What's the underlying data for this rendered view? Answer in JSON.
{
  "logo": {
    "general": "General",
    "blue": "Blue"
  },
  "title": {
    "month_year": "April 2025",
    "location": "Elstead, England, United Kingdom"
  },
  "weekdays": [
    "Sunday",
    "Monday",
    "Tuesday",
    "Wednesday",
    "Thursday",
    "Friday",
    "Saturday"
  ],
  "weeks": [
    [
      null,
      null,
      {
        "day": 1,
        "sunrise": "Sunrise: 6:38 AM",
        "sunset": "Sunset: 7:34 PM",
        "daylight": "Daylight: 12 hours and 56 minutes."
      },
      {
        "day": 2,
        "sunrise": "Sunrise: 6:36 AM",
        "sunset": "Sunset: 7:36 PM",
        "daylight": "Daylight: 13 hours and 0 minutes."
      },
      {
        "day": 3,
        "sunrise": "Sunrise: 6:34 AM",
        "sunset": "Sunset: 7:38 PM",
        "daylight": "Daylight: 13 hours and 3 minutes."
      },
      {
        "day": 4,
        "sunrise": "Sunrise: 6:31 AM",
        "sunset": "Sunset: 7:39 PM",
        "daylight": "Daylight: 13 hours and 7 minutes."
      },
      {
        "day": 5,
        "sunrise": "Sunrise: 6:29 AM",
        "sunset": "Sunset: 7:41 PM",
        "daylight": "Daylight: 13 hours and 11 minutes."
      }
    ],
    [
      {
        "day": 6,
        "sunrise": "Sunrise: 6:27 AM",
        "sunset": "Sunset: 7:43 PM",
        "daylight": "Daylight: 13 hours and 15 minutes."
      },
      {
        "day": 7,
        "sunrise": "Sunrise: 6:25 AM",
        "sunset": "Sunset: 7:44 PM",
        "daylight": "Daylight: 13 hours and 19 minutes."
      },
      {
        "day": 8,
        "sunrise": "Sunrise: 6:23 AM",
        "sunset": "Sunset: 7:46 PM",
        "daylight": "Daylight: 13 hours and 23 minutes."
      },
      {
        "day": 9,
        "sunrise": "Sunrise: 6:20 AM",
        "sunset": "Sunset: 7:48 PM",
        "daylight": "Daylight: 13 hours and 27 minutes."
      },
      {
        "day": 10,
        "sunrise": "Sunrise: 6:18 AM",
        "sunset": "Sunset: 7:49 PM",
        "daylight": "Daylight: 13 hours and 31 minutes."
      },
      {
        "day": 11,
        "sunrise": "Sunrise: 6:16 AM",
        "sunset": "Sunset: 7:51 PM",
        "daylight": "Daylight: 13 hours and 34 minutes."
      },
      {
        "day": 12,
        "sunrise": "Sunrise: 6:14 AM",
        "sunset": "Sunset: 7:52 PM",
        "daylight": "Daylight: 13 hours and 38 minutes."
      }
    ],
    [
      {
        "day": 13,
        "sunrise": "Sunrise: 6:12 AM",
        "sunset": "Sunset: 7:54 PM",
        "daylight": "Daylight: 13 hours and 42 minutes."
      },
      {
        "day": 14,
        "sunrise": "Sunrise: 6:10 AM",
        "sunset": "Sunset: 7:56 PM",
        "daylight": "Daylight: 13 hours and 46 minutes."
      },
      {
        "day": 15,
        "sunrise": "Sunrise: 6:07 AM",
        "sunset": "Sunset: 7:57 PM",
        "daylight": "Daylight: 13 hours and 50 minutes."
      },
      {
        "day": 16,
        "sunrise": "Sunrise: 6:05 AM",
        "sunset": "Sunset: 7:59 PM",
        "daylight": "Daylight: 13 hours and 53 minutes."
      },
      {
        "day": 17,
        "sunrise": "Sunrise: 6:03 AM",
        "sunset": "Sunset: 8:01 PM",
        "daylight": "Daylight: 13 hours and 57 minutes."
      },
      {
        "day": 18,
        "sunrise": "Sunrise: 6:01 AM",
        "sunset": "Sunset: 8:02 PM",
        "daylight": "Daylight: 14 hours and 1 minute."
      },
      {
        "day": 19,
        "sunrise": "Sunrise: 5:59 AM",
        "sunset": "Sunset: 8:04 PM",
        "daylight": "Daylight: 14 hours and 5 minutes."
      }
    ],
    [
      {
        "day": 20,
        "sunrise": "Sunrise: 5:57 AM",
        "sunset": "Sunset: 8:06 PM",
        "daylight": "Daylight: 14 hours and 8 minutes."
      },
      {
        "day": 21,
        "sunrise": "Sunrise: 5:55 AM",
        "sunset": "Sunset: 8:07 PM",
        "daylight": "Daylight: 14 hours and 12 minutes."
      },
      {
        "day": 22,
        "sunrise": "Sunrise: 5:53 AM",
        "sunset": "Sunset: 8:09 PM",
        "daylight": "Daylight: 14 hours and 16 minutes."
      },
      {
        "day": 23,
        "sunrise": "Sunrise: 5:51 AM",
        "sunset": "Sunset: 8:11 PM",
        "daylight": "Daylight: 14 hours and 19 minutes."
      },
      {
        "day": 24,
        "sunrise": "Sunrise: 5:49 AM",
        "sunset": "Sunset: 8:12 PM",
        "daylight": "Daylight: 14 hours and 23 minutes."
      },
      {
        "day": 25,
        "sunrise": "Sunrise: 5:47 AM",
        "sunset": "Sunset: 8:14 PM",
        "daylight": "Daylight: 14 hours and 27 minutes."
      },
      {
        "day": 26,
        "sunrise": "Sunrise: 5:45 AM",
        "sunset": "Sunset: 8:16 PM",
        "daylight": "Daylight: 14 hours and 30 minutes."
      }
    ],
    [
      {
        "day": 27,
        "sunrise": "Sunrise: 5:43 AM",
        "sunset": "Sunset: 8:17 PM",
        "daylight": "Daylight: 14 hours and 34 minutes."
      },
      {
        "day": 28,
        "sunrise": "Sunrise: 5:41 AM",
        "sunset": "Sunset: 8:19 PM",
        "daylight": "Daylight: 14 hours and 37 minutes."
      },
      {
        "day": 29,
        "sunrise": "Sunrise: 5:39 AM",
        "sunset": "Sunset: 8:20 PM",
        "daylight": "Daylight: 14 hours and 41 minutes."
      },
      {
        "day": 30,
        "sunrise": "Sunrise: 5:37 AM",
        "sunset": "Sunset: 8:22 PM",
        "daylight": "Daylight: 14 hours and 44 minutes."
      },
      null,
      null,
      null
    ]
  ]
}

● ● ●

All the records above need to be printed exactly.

What's the underlying data for this rendered view? Answer in JSON.
{
  "logo": {
    "general": "General",
    "blue": "Blue"
  },
  "title": {
    "month_year": "April 2025",
    "location": "Elstead, England, United Kingdom"
  },
  "weekdays": [
    "Sunday",
    "Monday",
    "Tuesday",
    "Wednesday",
    "Thursday",
    "Friday",
    "Saturday"
  ],
  "weeks": [
    [
      null,
      null,
      {
        "day": 1,
        "sunrise": "Sunrise: 6:38 AM",
        "sunset": "Sunset: 7:34 PM",
        "daylight": "Daylight: 12 hours and 56 minutes."
      },
      {
        "day": 2,
        "sunrise": "Sunrise: 6:36 AM",
        "sunset": "Sunset: 7:36 PM",
        "daylight": "Daylight: 13 hours and 0 minutes."
      },
      {
        "day": 3,
        "sunrise": "Sunrise: 6:34 AM",
        "sunset": "Sunset: 7:38 PM",
        "daylight": "Daylight: 13 hours and 3 minutes."
      },
      {
        "day": 4,
        "sunrise": "Sunrise: 6:31 AM",
        "sunset": "Sunset: 7:39 PM",
        "daylight": "Daylight: 13 hours and 7 minutes."
      },
      {
        "day": 5,
        "sunrise": "Sunrise: 6:29 AM",
        "sunset": "Sunset: 7:41 PM",
        "daylight": "Daylight: 13 hours and 11 minutes."
      }
    ],
    [
      {
        "day": 6,
        "sunrise": "Sunrise: 6:27 AM",
        "sunset": "Sunset: 7:43 PM",
        "daylight": "Daylight: 13 hours and 15 minutes."
      },
      {
        "day": 7,
        "sunrise": "Sunrise: 6:25 AM",
        "sunset": "Sunset: 7:44 PM",
        "daylight": "Daylight: 13 hours and 19 minutes."
      },
      {
        "day": 8,
        "sunrise": "Sunrise: 6:23 AM",
        "sunset": "Sunset: 7:46 PM",
        "daylight": "Daylight: 13 hours and 23 minutes."
      },
      {
        "day": 9,
        "sunrise": "Sunrise: 6:20 AM",
        "sunset": "Sunset: 7:48 PM",
        "daylight": "Daylight: 13 hours and 27 minutes."
      },
      {
        "day": 10,
        "sunrise": "Sunrise: 6:18 AM",
        "sunset": "Sunset: 7:49 PM",
        "daylight": "Daylight: 13 hours and 31 minutes."
      },
      {
        "day": 11,
        "sunrise": "Sunrise: 6:16 AM",
        "sunset": "Sunset: 7:51 PM",
        "daylight": "Daylight: 13 hours and 34 minutes."
      },
      {
        "day": 12,
        "sunrise": "Sunrise: 6:14 AM",
        "sunset": "Sunset: 7:52 PM",
        "daylight": "Daylight: 13 hours and 38 minutes."
      }
    ],
    [
      {
        "day": 13,
        "sunrise": "Sunrise: 6:12 AM",
        "sunset": "Sunset: 7:54 PM",
        "daylight": "Daylight: 13 hours and 42 minutes."
      },
      {
        "day": 14,
        "sunrise": "Sunrise: 6:10 AM",
        "sunset": "Sunset: 7:56 PM",
        "daylight": "Daylight: 13 hours and 46 minutes."
      },
      {
        "day": 15,
        "sunrise": "Sunrise: 6:07 AM",
        "sunset": "Sunset: 7:57 PM",
        "daylight": "Daylight: 13 hours and 50 minutes."
      },
      {
        "day": 16,
        "sunrise": "Sunrise: 6:05 AM",
        "sunset": "Sunset: 7:59 PM",
        "daylight": "Daylight: 13 hours and 53 minutes."
      },
      {
        "day": 17,
        "sunrise": "Sunrise: 6:03 AM",
        "sunset": "Sunset: 8:01 PM",
        "daylight": "Daylight: 13 hours and 57 minutes."
      },
      {
        "day": 18,
        "sunrise": "Sunrise: 6:01 AM",
        "sunset": "Sunset: 8:02 PM",
        "daylight": "Daylight: 14 hours and 1 minute."
      },
      {
        "day": 19,
        "sunrise": "Sunrise: 5:59 AM",
        "sunset": "Sunset: 8:04 PM",
        "daylight": "Daylight: 14 hours and 5 minutes."
      }
    ],
    [
      {
        "day": 20,
        "sunrise": "Sunrise: 5:57 AM",
        "sunset": "Sunset: 8:06 PM",
        "daylight": "Daylight: 14 hours and 8 minutes."
      },
      {
        "day": 21,
        "sunrise": "Sunrise: 5:55 AM",
        "sunset": "Sunset: 8:07 PM",
        "daylight": "Daylight: 14 hours and 12 minutes."
      },
      {
        "day": 22,
        "sunrise": "Sunrise: 5:53 AM",
        "sunset": "Sunset: 8:09 PM",
        "daylight": "Daylight: 14 hours and 16 minutes."
      },
      {
        "day": 23,
        "sunrise": "Sunrise: 5:51 AM",
        "sunset": "Sunset: 8:11 PM",
        "daylight": "Daylight: 14 hours and 19 minutes."
      },
      {
        "day": 24,
        "sunrise": "Sunrise: 5:49 AM",
        "sunset": "Sunset: 8:12 PM",
        "daylight": "Daylight: 14 hours and 23 minutes."
      },
      {
        "day": 25,
        "sunrise": "Sunrise: 5:47 AM",
        "sunset": "Sunset: 8:14 PM",
        "daylight": "Daylight: 14 hours and 27 minutes."
      },
      {
        "day": 26,
        "sunrise": "Sunrise: 5:45 AM",
        "sunset": "Sunset: 8:16 PM",
        "daylight": "Daylight: 14 hours and 30 minutes."
      }
    ],
    [
      {
        "day": 27,
        "sunrise": "Sunrise: 5:43 AM",
        "sunset": "Sunset: 8:17 PM",
        "daylight": "Daylight: 14 hours and 34 minutes."
      },
      {
        "day": 28,
        "sunrise": "Sunrise: 5:41 AM",
        "sunset": "Sunset: 8:19 PM",
        "daylight": "Daylight: 14 hours and 37 minutes."
      },
      {
        "day": 29,
        "sunrise": "Sunrise: 5:39 AM",
        "sunset": "Sunset: 8:20 PM",
        "daylight": "Daylight: 14 hours and 41 minutes."
      },
      {
        "day": 30,
        "sunrise": "Sunrise: 5:37 AM",
        "sunset": "Sunset: 8:22 PM",
        "daylight": "Daylight: 14 hours and 44 minutes."
      },
      null,
      null,
      null
    ]
  ]
}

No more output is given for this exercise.